Fig. 5 - Designer unknown (French). Silk dress, ca. 1867. Silk. New York: The Metropolitan Museum of Art, C.I.45.68.8a–c. Gift of Art Worker's Club. Source: The Metropolitan Museum of Art

Wedding dress

Fig. 6 - Designer unknown (American). Wedding dress, 1867. London: Victoria and Albert Museum, T.37&A-1951. Given by Mrs Campbell. Source: V&A

Silk ballgown

Fig. 7 - Emile Pingat (French, active 1860–96). Silk ballgown, ca. 1860. Silk. New York: The Metropolitan Museum of Art, C.I.69.33.1a, b. Gift of Mary Pierrepont Beckwith. Source: The Metropolitan Museum of Art

The cream silk dresses in figures 4-6 all define the waist with an added belt as the Museum at FIT dress does.  While figure 4 is quite plain, figures 5-7 show an equivalent enthusiasm for decorative accent.  In the 1865 cream taffeta evening dress, the neckline and petal drapes are accented with passementerie and Le Follet describes this trend eloquently:

“Passementerie, as we last month prophesied, will be the trimming par excellence. The Figure épaulette of passementerie, terminating in a fringe, is very graceful and becoming, and just now much adopted.” (2)

Passementerie and fringe were commonly used as an embellishment or accent to an evening gown. They were used in the same fabric as the gown, preferably silk, or in an contrasting color for style.

In the 1860s, full skirts were very fashionable and women began raising up outer layers of their skirts to reveal their skirts in different manners. In Frank Leslie’s Lady’s Magazine they describe this trend:

“The styles of looping skirts differ essentially. Gimp is found to be too heavy at this season of the year, so it has given place to cross-out bands of silk, which descend every breadth of the skirt as far as the knee. At the knee they form either a circle or a bow, which continues in a double band, and the skirt is looped up by means of these.” (19)

As seen in figure 7, the full skirt is accented with petal-like drapes that are accomplished using similar methods described in Frank Leslie’s Lady’s Magazine. The skirt is picked up at the knee and is finished with tassels.

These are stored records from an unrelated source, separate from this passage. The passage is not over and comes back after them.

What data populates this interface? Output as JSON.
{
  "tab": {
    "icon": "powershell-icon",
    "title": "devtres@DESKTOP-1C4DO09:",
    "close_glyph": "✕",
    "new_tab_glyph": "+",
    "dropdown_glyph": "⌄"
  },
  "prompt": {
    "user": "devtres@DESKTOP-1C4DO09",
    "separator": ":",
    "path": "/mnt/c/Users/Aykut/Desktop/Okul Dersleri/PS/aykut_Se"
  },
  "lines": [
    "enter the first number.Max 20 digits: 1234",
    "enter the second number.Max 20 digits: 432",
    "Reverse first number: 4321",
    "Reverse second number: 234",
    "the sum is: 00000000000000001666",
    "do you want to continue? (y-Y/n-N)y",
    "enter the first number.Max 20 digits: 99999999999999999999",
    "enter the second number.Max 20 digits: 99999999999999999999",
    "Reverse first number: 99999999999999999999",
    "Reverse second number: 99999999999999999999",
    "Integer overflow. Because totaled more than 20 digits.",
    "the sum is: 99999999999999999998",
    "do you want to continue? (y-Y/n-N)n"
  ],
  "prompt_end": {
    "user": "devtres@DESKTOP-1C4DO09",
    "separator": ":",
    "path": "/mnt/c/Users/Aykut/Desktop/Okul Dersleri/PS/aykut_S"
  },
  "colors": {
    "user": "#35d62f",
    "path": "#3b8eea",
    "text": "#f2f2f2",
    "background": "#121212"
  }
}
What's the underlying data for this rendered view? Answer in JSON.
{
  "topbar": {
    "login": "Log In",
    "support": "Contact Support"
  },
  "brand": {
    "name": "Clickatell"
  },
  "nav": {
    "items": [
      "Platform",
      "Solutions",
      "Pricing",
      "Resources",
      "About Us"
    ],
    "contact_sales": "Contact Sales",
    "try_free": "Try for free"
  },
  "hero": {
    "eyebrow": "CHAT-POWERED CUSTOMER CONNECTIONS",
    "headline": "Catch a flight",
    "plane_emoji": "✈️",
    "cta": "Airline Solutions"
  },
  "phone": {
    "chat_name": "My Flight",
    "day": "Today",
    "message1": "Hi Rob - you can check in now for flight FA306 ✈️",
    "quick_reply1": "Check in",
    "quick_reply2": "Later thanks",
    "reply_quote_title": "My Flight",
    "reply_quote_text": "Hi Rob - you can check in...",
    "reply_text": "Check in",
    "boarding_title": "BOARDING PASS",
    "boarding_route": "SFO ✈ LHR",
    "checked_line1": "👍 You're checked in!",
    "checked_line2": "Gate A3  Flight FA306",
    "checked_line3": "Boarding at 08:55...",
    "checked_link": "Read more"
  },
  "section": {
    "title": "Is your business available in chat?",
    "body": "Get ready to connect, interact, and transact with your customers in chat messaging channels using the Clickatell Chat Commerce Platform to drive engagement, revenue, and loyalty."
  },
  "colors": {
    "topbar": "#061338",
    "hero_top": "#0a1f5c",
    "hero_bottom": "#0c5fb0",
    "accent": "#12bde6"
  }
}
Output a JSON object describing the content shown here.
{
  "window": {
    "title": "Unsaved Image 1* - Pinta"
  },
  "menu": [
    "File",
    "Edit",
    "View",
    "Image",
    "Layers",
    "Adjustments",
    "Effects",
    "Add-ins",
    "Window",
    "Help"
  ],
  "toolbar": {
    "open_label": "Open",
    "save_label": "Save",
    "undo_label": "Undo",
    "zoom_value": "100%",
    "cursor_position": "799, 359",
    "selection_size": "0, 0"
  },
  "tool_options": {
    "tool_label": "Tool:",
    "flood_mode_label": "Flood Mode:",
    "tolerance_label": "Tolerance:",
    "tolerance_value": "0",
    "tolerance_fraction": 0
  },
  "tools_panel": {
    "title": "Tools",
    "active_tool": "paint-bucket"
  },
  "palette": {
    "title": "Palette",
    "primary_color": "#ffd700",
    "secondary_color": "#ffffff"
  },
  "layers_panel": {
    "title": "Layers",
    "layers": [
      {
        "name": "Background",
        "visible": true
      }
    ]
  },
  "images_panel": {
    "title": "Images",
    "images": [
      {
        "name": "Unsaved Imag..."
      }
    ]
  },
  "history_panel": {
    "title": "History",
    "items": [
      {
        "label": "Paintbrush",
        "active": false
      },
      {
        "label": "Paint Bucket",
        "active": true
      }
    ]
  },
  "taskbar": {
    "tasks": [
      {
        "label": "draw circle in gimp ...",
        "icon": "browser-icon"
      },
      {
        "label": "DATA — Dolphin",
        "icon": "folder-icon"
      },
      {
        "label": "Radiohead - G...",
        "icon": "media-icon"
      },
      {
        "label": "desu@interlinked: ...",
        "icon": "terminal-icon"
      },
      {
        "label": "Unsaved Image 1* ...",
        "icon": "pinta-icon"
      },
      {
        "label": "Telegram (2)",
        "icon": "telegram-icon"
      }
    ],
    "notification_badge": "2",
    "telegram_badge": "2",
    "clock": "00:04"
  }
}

The 1865 cream taffeta evening dress was a very fashionable evening dress for the 1860s. The garment’s full skirt, passementerie accents, trims and neckline all fall into major fashion trends of that time. The 1865 evening dress is a classic look and has remained an inspiration for all decades since.